CV (m/s)
CV (m/s)
Discrete IP, few chronic
neurogenic MUPS
Discrete IP, normal MUPS
33 (30)*
Discrete IP, normal MUPS
42 (35)*
SNAP – sensory nerve action potential; CMAP – compound motor action potential; CV – conduction velocity; IP – interference pattern; MUPS – motor unit action potentionals.
Normal age matched values.
showed mild signs of neurogenic atrophy. Sural nerve biopsy at the
same age observed by immunohistologic techniques was normal.
Her 6-month-old daughter had a normal perinatal history.
She has never been able to suck and since the age of 4 months
she has had horizontal nystagmus, bilateral facial weakness with
eye closing weakness, slight stridor, and hyperreflexia at the legs.
Nerve conduction studies (Table 1) showed normal MNCV and
SNCV, significantly decreased CMAP and normal SNAP. With EMG
a discrete IP was visualized, and MUPs were normal. Somatosensory evoked potentials were normal. Brain MRI at the age of 14
month showed no structural changes, only unspecific mild gliosis
in occipital and periventricular regions.
Genetically SMN1 gene deletion was excluded in the mother
during her childhood. After the occurrence of similar phenotype
in the daughter, HSP 22, 27, GARS, BSCL2, SETX, VAPB and DCTN1
genes, that are associated with different types of dHMN, were
screened by direct sequencing, but no mutation was found. All
genes were sequenced on their all coding exons and exon–intron
3. Discussion
We described a family with dHMN that started as cranial nerve
palsies with vocal cord paresis (incomplete paresis of n.VII, VIII, IX,
X, XI, XII) in early infancy. This novel phenotype does not fit to any
previously published entity. The muscle weakness appears during
the first decade of life, predominantly in the hands.

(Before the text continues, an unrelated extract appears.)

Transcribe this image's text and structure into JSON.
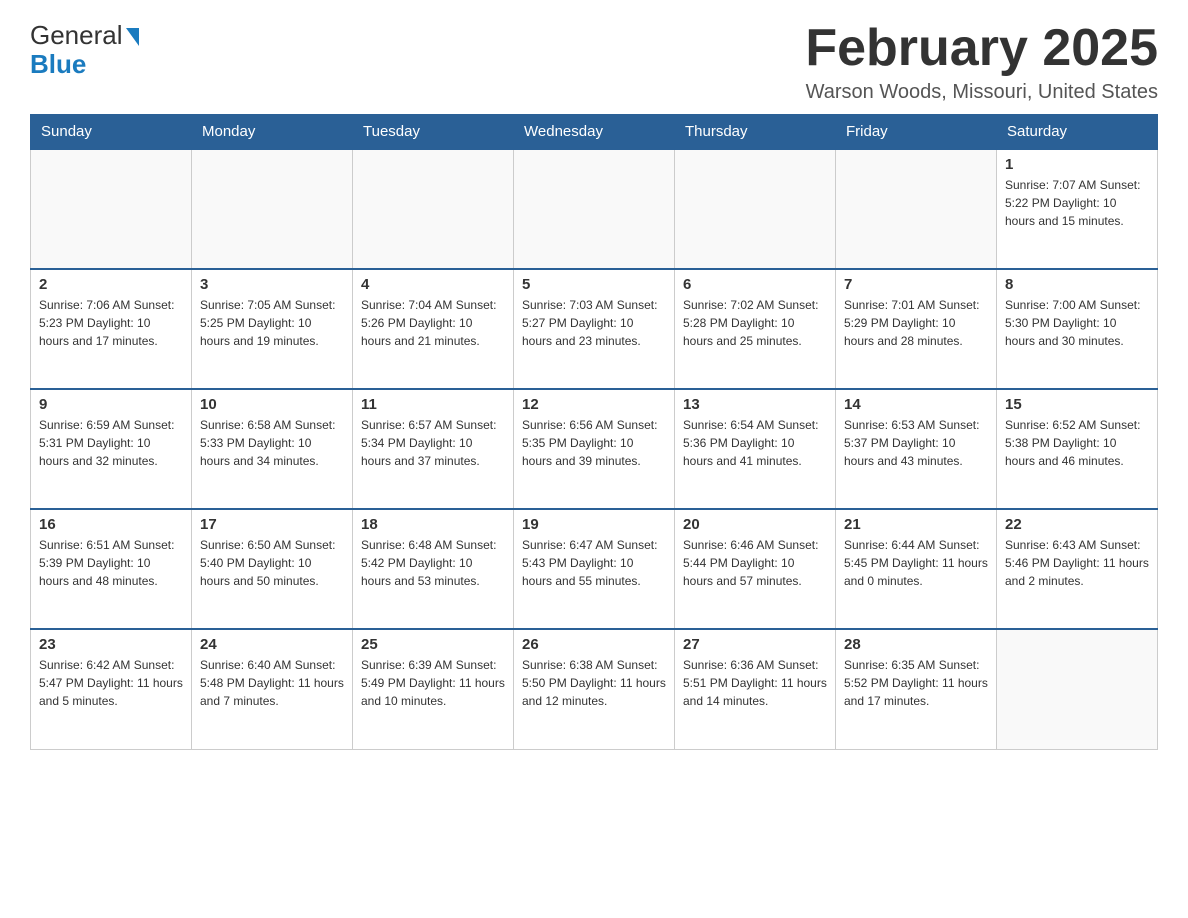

The progression is slow, inheritance is probably autosomal dominant with a
de-novo mutation in unidentified gene in the mother.
Vocal cord paresis is a prominent feature in some form of dHMN,
however, these are clinically distinct from the disorder present in
this family. Firstly, there is dHMN with vocal cord paresis caused
by mutations in the dynactin gene (DCTN1). In contrast to our
patients, the facial weakness is mild and the onset of muscle weakness is during the second or third decade of life [1]. In distal spinal
muscular atrophy with vocal cord paresis, linked to chromosome
2q14, hand weakness appears later, during the second decade of
life, and there is no other cranial nerve involvement [2,3].
The second group of disorders to be considered are rare variants
of bulbospinal SMA. There is a variant of Fazio-Londe disease with
AD inheritance [4,5], but the distinction is that in our case there is
distal muscle weakness and atrophy. The other variants of bulbospinal SMA are Brown-Vialetto-van Laere disease [5,6], but all
reported patients had deafness and onset of the disorder is later
in life.
To conclude, this family with novel phenotype of dHMN may
represent a new disease entity with multiple cranial nerve palsies
as an initial symptom and with vocal cord paresis which can be life
threatening. Together with similar families our findings may
contribute to finding a new causal gene for dHMN and to learn
more about the pathogenesis of dHMN.
[1] Puls I, Oh SJ, Sumner CJ, et al. Distal spinal and bulbar muscular atrophy caused
by dynactin mutation. Ann Neurol 2005;57:687–94.
[2] McEntagart M, Norton N, Williams H, et al. Localization of the gene for distal
hereditary motor neuronopathy VII (dHMN-VII) to chromosome 2q14. Am J
Hum Genet 2001;68:1270–6.
[3] Young ID, Harper PS. Hereditary distal muscular atrophy with vocal cord
paralysis. J Neur Psychiat 1980;43:413–8.
[4] Gomez MR, Clermont V, Bernstein J. Progressive bulbar paralysis in childhood.
Report of a case with pathologic evidence of nuclear atrophy. Arch Neurol
[5] Van den Berg-Vos RM, Van den Berg LH, Visser J, et al. The spectrum of lower
motor neuron syndromes. J Neurol 2003;250:1279–92.
[6] Hawkins SA, Nevin NC, Harding AE. Pontobulbar palsy and neurosensory
deafness with possible autosomal dominant inheritance. J Med Genet